Software developers are a special breed: one that loves to try out fancy new technologies. Project teams often decide spontaneously whether or not to use a particular tool. Furthermore, the decision is usually based on a short and simple test installation rather than carefully comparing options according to pre-defined evaluation criteria.
A lot of project teams lack time to plan and realise a development infrastructure concept in advance, before beginning with the main development work. The project preparation phase is typically dominated by the provisioning of a version control system and configuration of IDEs. In an enterprise context, this quickly and inevitably results in a defragmented, barely-maintainable infrastructure.
Besides established source code management approaches (CVS, SVN, Git, Mercurial, etc.), a set of open source tools for bug tracking, continuous integration, documentation and quality assurance has become an exceedingly useful alternative to closed source products. Depending on the circumstances, different combinations of tools like Artifactory, Sonatype Nexus, Jenkins, Atlassian Bamboo, Atlassian JIRA, trac, Sonatype Sonar, Redmine and so on may be optimal. Supported Self-Administration describes how a team or a company can find the right combination and which organisational aspects are the crucial ones when it comes to introduction of or migration to new systems.
The term Supported Self-Administration also refers to the guiding principle behind all activities. Supported free space describes a development infrastructure where the administration is performed by the project teams themselves, while the infrastructure remains scalable and maintainable. Supported Self-Administration is a fundamentals-based recommendation of best practices, instead of forcing project teams to solve infrastructure problems in one particular way.
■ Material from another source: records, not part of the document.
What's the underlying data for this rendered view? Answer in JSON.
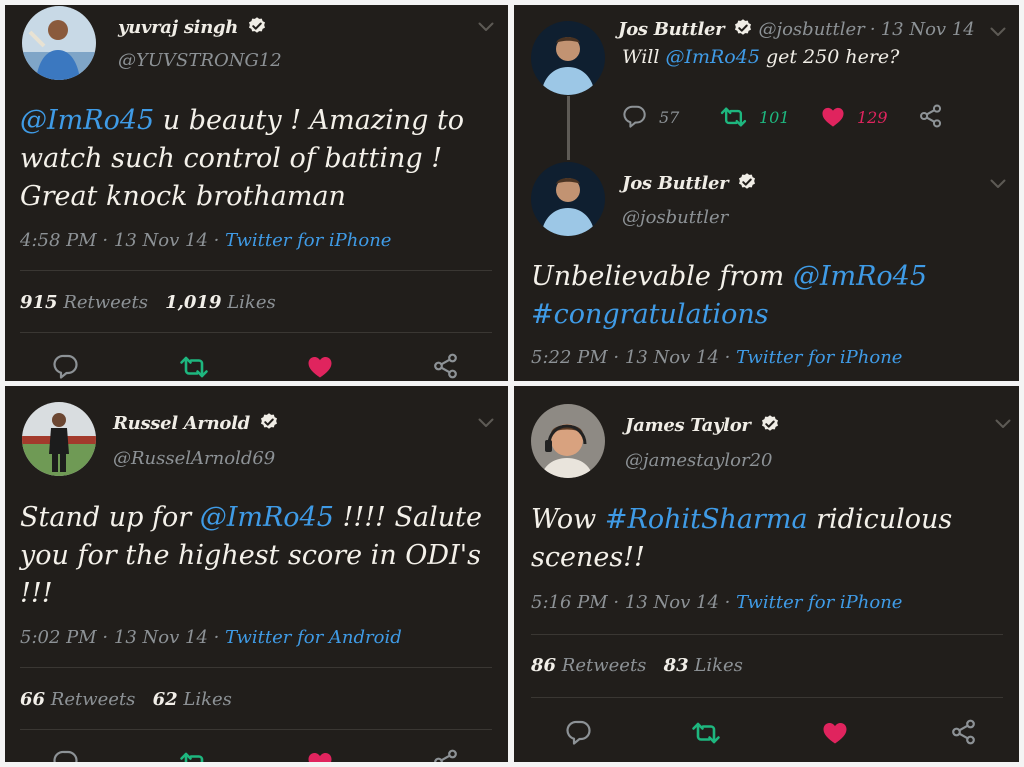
{
  "tweets": [
    {
      "name": "yuvraj singh",
      "handle": "@YUVSTRONG12",
      "text_parts": [
        "@ImRo45",
        " u beauty ! Amazing to watch such control of batting ! Great knock brothaman"
      ],
      "time": "4:58 PM",
      "date": "13 Nov 14",
      "source": "Twitter for iPhone",
      "retweets": "915",
      "retweets_label": "Retweets",
      "likes": "1,019",
      "likes_label": "Likes"
    },
    {
      "reply": {
        "name": "Jos Buttler",
        "handle": "@josbuttler",
        "date": "13 Nov 14",
        "text_parts": [
          "Will ",
          "@ImRo45",
          " get 250 here?"
        ],
        "replies": "57",
        "retweets": "101",
        "likes": "129"
      },
      "name": "Jos Buttler",
      "handle": "@josbuttler",
      "text_parts": [
        "Unbelievable from ",
        "@ImRo45",
        "#congratulations"
      ],
      "time": "5:22 PM",
      "date": "13 Nov 14",
      "source": "Twitter for iPhone"
    },
    {
      "name": "Russel Arnold",
      "handle": "@RusselArnold69",
      "text_parts": [
        "Stand up for ",
        "@ImRo45",
        " !!!! Salute you for the highest score in ODI's !!!"
      ],
      "time": "5:02 PM",
      "date": "13 Nov 14",
      "source": "Twitter for Android",
      "retweets": "66",
      "retweets_label": "Retweets",
      "likes": "62",
      "likes_label": "Likes"
    },
    {
      "name": "James Taylor",
      "handle": "@jamestaylor20",
      "text_parts": [
        "Wow ",
        "#RohitSharma",
        " ridiculous scenes!!"
      ],
      "time": "5:16 PM",
      "date": "13 Nov 14",
      "source": "Twitter for iPhone",
      "retweets": "86",
      "retweets_label": "Retweets",
      "likes": "83",
      "likes_label": "Likes"
    }
  ],
  "separator": "·",
  "colors": {
    "background": "#211e1b",
    "link": "#3f9be6",
    "retweet_green": "#1eb77f",
    "like_red": "#e0245e",
    "muted": "#8d9296"
  },
  "icons": [
    "verified-badge-icon",
    "chevron-down-icon",
    "reply-icon",
    "retweet-icon",
    "like-heart-icon",
    "share-icon"
  ]
}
This talk describes how consolidation of the development infrastructure has been achieved in a software development and consulting company. The talk focuses on how the implementation of open-source infrastructure concepts creates freedom and flexibility in software development.
Speaker: Sara Haselbauer